Source data
----
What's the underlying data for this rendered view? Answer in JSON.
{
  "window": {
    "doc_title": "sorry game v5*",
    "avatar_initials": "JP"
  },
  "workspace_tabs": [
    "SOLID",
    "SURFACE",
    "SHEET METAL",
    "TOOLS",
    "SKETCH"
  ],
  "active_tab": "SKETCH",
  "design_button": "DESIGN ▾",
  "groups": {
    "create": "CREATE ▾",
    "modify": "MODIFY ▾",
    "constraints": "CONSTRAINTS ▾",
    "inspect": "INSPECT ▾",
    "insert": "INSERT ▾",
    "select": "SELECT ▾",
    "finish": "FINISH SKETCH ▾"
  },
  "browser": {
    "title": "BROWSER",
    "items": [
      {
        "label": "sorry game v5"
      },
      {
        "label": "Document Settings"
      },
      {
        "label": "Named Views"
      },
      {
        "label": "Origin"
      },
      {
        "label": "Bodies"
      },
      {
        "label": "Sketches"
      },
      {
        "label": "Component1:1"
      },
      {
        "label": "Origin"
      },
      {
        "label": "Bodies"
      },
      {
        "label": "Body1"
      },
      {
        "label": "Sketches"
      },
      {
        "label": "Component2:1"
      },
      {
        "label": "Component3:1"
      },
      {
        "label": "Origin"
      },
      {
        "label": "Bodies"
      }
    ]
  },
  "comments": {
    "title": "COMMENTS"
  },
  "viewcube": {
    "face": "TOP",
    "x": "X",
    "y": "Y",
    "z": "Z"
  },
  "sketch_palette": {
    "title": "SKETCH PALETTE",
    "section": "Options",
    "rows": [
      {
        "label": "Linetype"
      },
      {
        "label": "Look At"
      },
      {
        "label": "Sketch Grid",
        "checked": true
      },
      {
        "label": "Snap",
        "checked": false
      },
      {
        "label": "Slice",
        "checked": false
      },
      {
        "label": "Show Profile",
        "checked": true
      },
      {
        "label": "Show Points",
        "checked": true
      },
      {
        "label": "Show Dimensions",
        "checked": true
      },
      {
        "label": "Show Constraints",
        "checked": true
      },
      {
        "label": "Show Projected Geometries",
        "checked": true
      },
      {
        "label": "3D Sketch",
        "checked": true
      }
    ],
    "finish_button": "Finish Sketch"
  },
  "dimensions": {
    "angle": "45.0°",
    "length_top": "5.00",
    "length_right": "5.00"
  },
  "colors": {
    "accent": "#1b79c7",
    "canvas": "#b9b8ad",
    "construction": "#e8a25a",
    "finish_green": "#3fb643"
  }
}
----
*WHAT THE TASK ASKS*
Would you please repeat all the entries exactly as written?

*EXPECTED ANSWER*
What's the underlying data for this rendered view? Answer in JSON.
{
  "window": {
    "doc_title": "sorry game v5*",
    "avatar_initials": "JP"
  },
  "workspace_tabs": [
    "SOLID",
    "SURFACE",
    "SHEET METAL",
    "TOOLS",
    "SKETCH"
  ],
  "active_tab": "SKETCH",
  "design_button": "DESIGN ▾",
  "groups": {
    "create": "CREATE ▾",
    "modify": "MODIFY ▾",
    "constraints": "CONSTRAINTS ▾",
    "inspect": "INSPECT ▾",
    "insert": "INSERT ▾",
    "select": "SELECT ▾",
    "finish": "FINISH SKETCH ▾"
  },
  "browser": {
    "title": "BROWSER",
    "items": [
      {
        "label": "sorry game v5"
      },
      {
        "label": "Document Settings"
      },
      {
        "label": "Named Views"
      },
      {
        "label": "Origin"
      },
      {
        "label": "Bodies"
      },
      {
        "label": "Sketches"
      },
      {
        "label": "Component1:1"
      },
      {
        "label": "Origin"
      },
      {
        "label": "Bodies"
      },
      {
        "label": "Body1"
      },
      {
        "label": "Sketches"
      },
      {
        "label": "Component2:1"
      },
      {
        "label": "Component3:1"
      },
      {
        "label": "Origin"
      },
      {
        "label": "Bodies"
      }
    ]
  },
  "comments": {
    "title": "COMMENTS"
  },
  "viewcube": {
    "face": "TOP",
    "x": "X",
    "y": "Y",
    "z": "Z"
  },
  "sketch_palette": {
    "title": "SKETCH PALETTE",
    "section": "Options",
    "rows": [
      {
        "label": "Linetype"
      },
      {
        "label": "Look At"
      },
      {
        "label": "Sketch Grid",
        "checked": true
      },
      {
        "label": "Snap",
        "checked": false
      },
      {
        "label": "Slice",
        "checked": false
      },
      {
        "label": "Show Profile",
        "checked": true
      },
      {
        "label": "Show Points",
        "checked": true
      },
      {
        "label": "Show Dimensions",
        "checked": true
      },
      {
        "label": "Show Constraints",
        "checked": true
      },
      {
        "label": "Show Projected Geometries",
        "checked": true
      },
      {
        "label": "3D Sketch",
        "checked": true
      }
    ],
    "finish_button": "Finish Sketch"
  },
  "dimensions": {
    "angle": "45.0°",
    "length_top": "5.00",
    "length_right": "5.00"
  },
  "colors": {
    "accent": "#1b79c7",
    "canvas": "#b9b8ad",
    "construction": "#e8a25a",
    "finish_green": "#3fb643"
  }
}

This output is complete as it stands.